This reference is for an abstract only. A full paper was not submitted for this conference.

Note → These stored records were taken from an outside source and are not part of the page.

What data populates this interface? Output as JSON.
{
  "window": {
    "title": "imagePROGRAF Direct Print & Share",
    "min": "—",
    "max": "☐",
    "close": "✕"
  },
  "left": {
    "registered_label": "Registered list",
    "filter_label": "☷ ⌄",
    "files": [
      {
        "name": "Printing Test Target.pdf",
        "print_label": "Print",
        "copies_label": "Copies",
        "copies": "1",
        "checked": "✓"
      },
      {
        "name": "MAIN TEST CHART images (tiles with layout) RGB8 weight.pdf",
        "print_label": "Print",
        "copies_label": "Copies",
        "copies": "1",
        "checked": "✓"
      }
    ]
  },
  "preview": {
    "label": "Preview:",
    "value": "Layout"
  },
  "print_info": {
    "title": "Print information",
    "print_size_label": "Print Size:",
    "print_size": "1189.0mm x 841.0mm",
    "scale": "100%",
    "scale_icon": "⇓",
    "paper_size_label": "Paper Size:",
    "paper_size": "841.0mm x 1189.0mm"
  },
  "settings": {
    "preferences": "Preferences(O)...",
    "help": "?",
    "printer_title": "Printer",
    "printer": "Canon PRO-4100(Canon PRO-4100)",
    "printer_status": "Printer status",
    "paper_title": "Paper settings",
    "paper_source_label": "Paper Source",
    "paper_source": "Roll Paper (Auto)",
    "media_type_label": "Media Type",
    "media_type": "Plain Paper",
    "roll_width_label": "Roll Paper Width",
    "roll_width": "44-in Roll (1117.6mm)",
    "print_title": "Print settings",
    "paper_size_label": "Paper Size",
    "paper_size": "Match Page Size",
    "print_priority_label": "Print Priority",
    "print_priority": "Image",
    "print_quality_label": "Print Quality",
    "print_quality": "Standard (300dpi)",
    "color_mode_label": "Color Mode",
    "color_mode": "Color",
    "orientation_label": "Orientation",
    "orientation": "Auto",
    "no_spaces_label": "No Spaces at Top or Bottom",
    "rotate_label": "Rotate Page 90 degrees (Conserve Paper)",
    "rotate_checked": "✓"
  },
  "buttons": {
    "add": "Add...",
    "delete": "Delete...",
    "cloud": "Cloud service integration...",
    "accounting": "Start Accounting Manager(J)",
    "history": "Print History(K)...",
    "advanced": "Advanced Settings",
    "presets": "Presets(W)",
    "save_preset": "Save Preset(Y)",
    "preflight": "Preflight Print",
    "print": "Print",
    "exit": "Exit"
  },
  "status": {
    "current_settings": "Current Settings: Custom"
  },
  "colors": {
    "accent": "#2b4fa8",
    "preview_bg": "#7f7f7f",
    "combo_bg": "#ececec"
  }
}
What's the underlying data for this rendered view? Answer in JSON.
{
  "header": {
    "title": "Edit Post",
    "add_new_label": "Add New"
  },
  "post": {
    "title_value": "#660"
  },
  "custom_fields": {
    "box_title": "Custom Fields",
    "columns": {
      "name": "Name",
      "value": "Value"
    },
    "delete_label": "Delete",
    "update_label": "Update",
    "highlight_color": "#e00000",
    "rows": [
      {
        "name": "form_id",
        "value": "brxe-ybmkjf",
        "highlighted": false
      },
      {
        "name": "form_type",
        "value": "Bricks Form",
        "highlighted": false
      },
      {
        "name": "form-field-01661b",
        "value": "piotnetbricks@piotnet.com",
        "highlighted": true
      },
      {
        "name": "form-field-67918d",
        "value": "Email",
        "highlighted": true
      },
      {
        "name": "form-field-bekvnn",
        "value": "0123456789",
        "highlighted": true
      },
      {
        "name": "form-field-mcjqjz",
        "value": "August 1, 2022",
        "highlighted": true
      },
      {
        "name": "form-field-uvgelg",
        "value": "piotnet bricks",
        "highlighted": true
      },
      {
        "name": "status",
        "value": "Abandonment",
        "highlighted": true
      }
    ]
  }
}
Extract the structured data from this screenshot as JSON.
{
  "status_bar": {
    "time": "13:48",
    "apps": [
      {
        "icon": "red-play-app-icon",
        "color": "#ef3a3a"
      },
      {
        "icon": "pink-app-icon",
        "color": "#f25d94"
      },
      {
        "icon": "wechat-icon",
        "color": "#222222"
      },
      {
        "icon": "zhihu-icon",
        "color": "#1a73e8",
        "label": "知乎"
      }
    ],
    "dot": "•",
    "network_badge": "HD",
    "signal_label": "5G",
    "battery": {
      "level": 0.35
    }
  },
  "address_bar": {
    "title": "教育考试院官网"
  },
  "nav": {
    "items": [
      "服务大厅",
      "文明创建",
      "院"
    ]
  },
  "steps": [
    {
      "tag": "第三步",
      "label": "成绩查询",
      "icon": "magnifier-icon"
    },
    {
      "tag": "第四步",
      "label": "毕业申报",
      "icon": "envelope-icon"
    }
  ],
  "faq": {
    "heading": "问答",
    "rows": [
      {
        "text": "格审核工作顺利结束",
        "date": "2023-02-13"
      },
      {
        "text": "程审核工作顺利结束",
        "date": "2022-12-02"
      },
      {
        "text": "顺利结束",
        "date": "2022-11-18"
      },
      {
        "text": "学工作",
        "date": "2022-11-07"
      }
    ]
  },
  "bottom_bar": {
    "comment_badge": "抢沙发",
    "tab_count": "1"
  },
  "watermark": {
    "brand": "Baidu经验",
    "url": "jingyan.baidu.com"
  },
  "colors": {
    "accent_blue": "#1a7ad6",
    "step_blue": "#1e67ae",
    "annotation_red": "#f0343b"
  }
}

A common cause of failure with surface-controlled, subsurface safety valves (SC-SSSV) is a defect in the down-hole hydraulic line, which controls the valve from the surface. Such a failure generates production losses and requires the intervention of a costly workover rig - usually not immediately available. In order to alleviate this type of situation, a "fail-safe" safety system based on electromagnetic waves (EM) was developed in order to communicate with Downhole Safety Valves (DHSV) without the need for a physical control-line. The surface emitter continuously sends a signal (low frequency) to the SC-SSSV downhole. Both items are designed to be fail-safe. The normally-closed valve remains open while receiving the signal and closes as soon as the signal is lost. This innovative "control-line free" Wireline-Retrievable SC-SSSV can be set in any landing nipple profile or anywhere in the tubing using monobore lock technology without a workover or well head modification. The primary application is to secure wells with a damaged control-line (blocked or leaking), a damaged SC-SSSV landing nipple, or wells completed without an SC-SSSV. It provides an immediate cost-effective solution - allowing production to resume with a surface-controllable safety barrier while avoiding or postponing a costly workover. A pilot installation was completed in November 2008, at the BU-HASA field onshore UAE, in a well having an SC-SSSV with control-line. An electromagnetic surface controlled wireline-retrievable DHSV was installed at a depth of 142 ft on the SC-SSSV landing nipple. The anchoring was equipped with upper and lower V-packing assemblies to isolate the existing hydraulic control line from the well. The well head was temporarily instrumented with two sensors: one pressure transducer monitoring the flow line (with adjustable thresholds) and one temperature probe connected to the surface transceiver (to detect any fire hazard) and to switch off the transceiver in the event of a problem. To transmit the EM-signal, one mono-conductor cable was directly connected from the transceiver to the well head without necessitating any well head modification or disassembly. The second cable was connected to a water well located at 50 meters from the eruptive well. The control panel was deployed in a harsh environment near an ATEX area in zone-1; thick dry sand formation did not affect the transmission of the electromagnetic signal. The downhole equipment was easily set and retrieved by a slick-line crew. The setting up of all the equipment requires no more than one day's work. Two unplanned events occurred during the three-month pilot test: a pressure gauge breakdown and a surface antenna disconnection. In both cases, the EM-signal was lost and the DHSV closed and secured the well. These functional tests, so-called "slam tests" of the downhole tool were in total compliance with the expectations of the client. Another feature, "radio silence" mode, controlled from the surface, can be useful when some other work using EM is taking place near the well head. This breakthrough slickline product has proven to be easy to install, reliable and "fail-safe". It offers new possibilities for safely and efficiently managing the countless failures of hydraulic SC-SCSSVs. Sub-standard and temporary solutions, such as the normally-open velocity and ambient valves, no longer need to be considered. The control-line free DHSV concept also allows the hydraulic SC-SSSV landing nipple to be made available to install a device like a capillary string for chemical or gas injection at the bottom of the well safely. This versatility brings a reduction in production losses and provides the user with a cost-effective and reliable solution. Hundreds of wells are concerned in the Middle East; and probably thousands around the world.